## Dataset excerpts
★ ★ ★
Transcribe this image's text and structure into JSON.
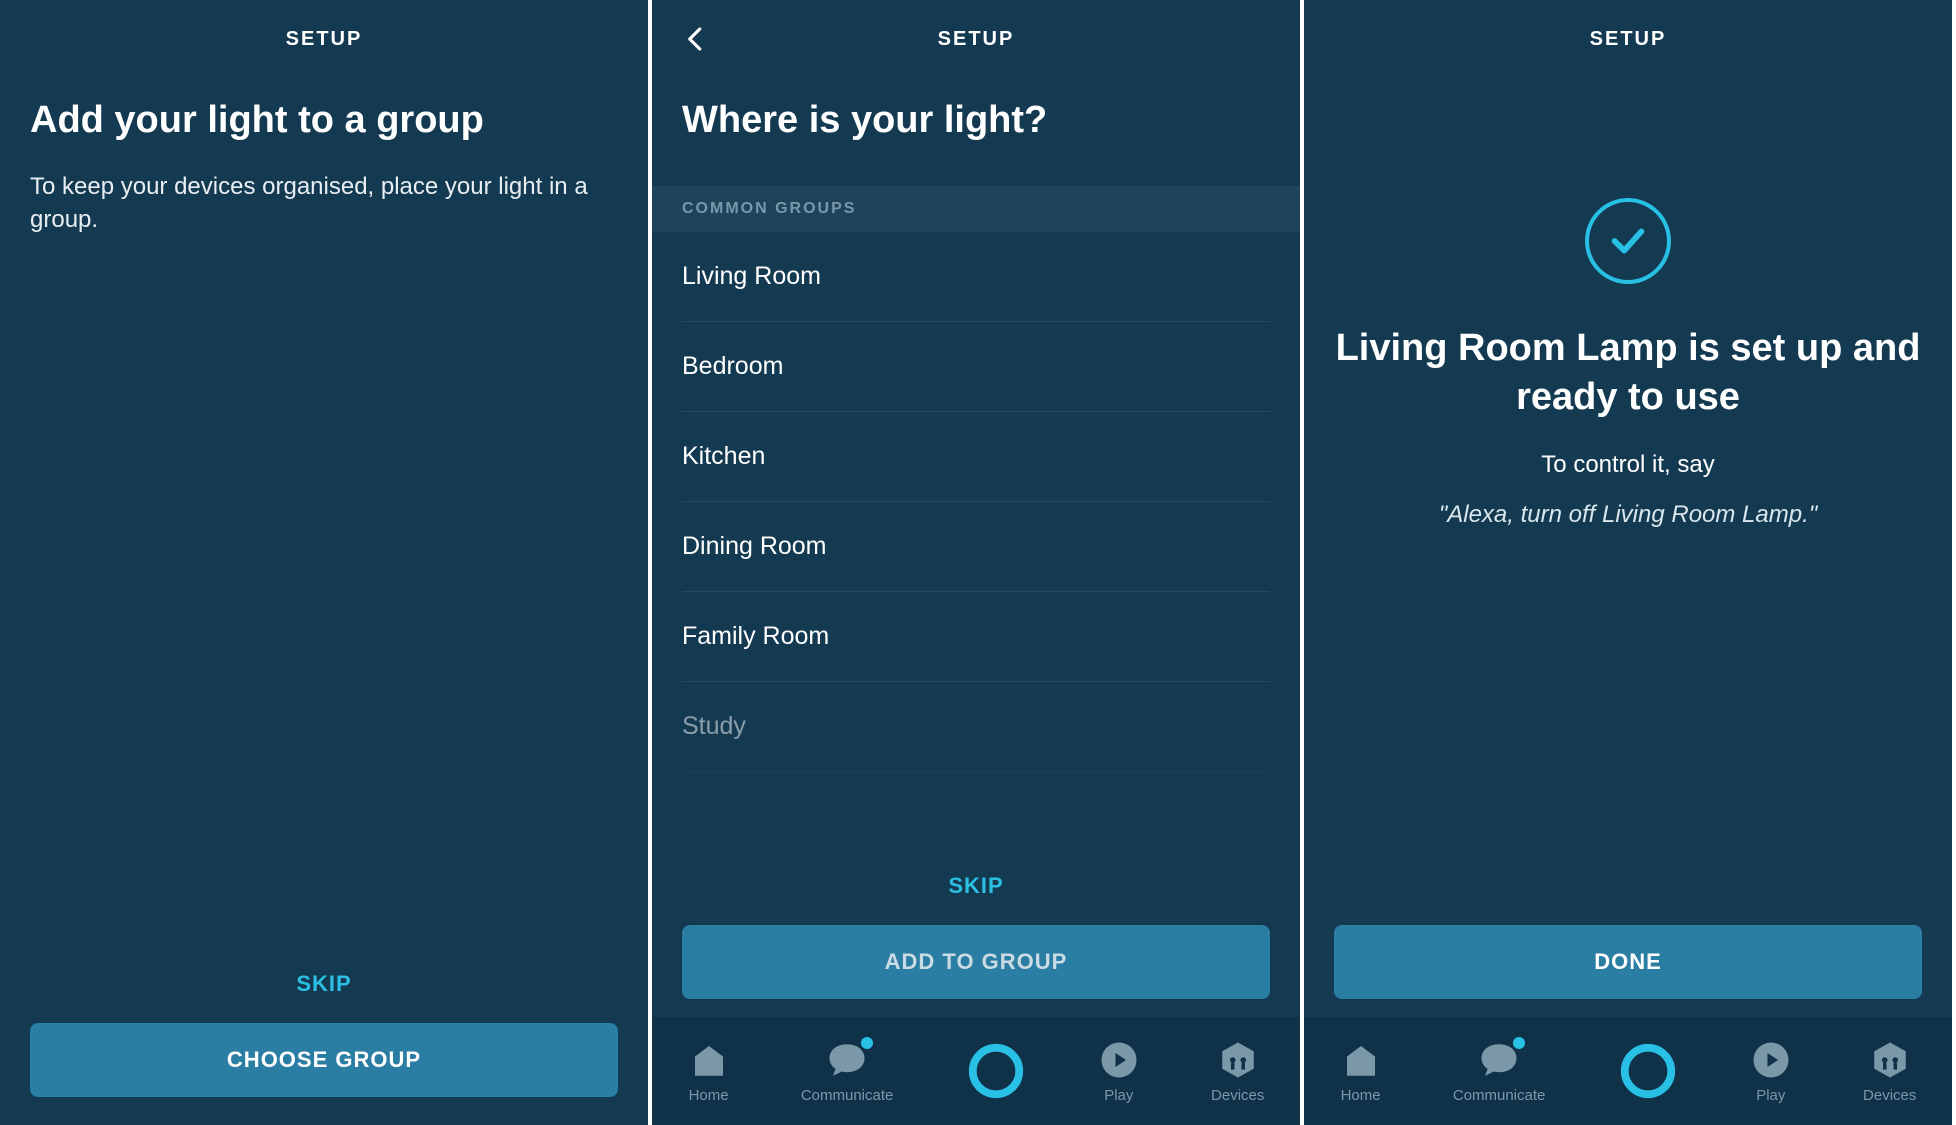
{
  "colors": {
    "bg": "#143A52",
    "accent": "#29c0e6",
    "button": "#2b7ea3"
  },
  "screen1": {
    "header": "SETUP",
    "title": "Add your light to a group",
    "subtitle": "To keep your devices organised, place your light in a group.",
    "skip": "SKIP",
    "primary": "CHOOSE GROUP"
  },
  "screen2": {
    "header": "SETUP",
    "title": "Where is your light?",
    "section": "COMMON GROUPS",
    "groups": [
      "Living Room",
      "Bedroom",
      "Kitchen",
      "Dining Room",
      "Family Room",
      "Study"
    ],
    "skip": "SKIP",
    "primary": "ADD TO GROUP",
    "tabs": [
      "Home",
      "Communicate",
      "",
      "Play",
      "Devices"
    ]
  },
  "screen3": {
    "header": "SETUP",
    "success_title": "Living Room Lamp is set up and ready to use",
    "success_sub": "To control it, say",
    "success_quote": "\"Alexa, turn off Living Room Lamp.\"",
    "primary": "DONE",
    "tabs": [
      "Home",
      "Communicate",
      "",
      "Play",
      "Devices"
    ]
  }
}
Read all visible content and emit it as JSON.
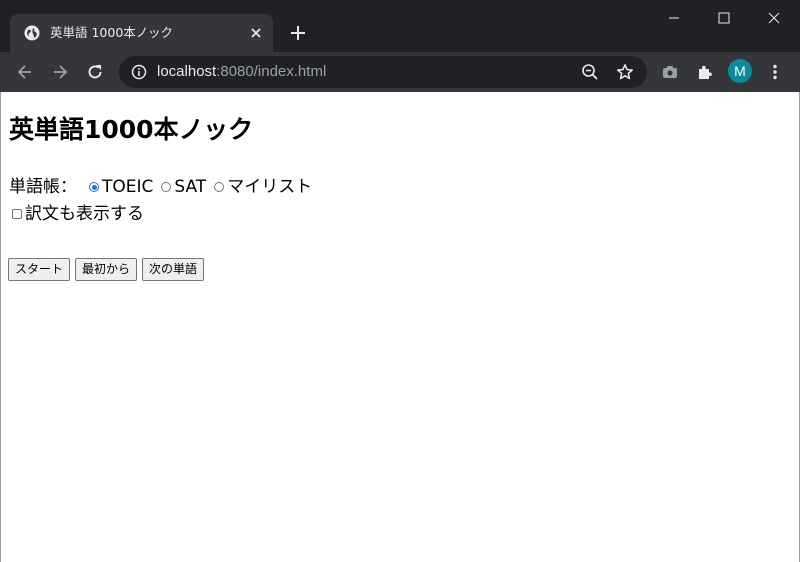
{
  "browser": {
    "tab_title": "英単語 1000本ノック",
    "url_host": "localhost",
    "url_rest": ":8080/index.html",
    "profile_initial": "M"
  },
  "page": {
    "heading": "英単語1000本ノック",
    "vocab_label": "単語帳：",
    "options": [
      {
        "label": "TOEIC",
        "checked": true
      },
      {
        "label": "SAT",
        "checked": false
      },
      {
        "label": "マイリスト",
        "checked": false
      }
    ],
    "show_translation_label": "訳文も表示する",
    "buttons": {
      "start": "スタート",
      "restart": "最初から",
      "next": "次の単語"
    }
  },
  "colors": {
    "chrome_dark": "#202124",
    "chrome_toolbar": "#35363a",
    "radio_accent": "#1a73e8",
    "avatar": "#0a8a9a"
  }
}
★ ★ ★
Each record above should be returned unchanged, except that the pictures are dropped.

Transcribe this image's text and structure into JSON.
{
  "colors": {
    "bg": "#143A52",
    "accent": "#29c0e6",
    "button": "#2b7ea3"
  },
  "screen1": {
    "header": "SETUP",
    "title": "Add your light to a group",
    "subtitle": "To keep your devices organised, place your light in a group.",
    "skip": "SKIP",
    "primary": "CHOOSE GROUP"
  },
  "screen2": {
    "header": "SETUP",
    "title": "Where is your light?",
    "section": "COMMON GROUPS",
    "groups": [
      "Living Room",
      "Bedroom",
      "Kitchen",
      "Dining Room",
      "Family Room",
      "Study"
    ],
    "skip": "SKIP",
    "primary": "ADD TO GROUP",
    "tabs": [
      "Home",
      "Communicate",
      "",
      "Play",
      "Devices"
    ]
  },
  "screen3": {
    "header": "SETUP",
    "success_title": "Living Room Lamp is set up and ready to use",
    "success_sub": "To control it, say",
    "success_quote": "\"Alexa, turn off Living Room Lamp.\"",
    "primary": "DONE",
    "tabs": [
      "Home",
      "Communicate",
      "",
      "Play",
      "Devices"
    ]
  }
}
Read all visible content and emit it as JSON.
{
  "browser": {
    "tab_title": "英単語 1000本ノック",
    "url_host": "localhost",
    "url_rest": ":8080/index.html",
    "profile_initial": "M"
  },
  "page": {
    "heading": "英単語1000本ノック",
    "vocab_label": "単語帳：",
    "options": [
      {
        "label": "TOEIC",
        "checked": true
      },
      {
        "label": "SAT",
        "checked": false
      },
      {
        "label": "マイリスト",
        "checked": false
      }
    ],
    "show_translation_label": "訳文も表示する",
    "buttons": {
      "start": "スタート",
      "restart": "最初から",
      "next": "次の単語"
    }
  },
  "colors": {
    "chrome_dark": "#202124",
    "chrome_toolbar": "#35363a",
    "radio_accent": "#1a73e8",
    "avatar": "#0a8a9a"
  }
}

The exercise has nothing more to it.